BEGIN Excerpted records

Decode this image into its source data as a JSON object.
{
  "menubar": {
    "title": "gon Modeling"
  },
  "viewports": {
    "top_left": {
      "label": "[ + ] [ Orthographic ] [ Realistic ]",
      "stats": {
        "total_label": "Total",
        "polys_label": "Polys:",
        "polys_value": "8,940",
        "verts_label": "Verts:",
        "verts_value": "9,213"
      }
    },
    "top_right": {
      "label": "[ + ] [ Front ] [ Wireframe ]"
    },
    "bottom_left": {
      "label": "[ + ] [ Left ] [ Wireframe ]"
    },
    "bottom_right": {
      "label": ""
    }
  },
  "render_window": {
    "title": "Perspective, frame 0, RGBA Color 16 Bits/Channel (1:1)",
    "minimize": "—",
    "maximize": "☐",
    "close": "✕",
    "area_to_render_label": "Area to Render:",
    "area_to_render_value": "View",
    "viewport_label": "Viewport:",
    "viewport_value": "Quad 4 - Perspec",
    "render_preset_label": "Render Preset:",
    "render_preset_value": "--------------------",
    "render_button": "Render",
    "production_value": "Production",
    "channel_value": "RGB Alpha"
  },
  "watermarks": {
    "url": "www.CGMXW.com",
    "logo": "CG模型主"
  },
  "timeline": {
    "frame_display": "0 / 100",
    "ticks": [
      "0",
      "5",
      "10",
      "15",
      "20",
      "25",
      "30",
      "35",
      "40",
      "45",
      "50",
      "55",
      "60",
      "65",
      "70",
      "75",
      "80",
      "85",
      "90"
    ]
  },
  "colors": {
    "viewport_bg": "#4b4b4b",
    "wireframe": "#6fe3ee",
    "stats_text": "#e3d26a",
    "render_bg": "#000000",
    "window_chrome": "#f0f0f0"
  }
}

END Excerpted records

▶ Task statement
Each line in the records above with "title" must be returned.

▶ Answer to the problem
    "title": "gon Modeling"
    "title": "Perspective, frame 0, RGBA Color 16 Bits/Channel (1:1)",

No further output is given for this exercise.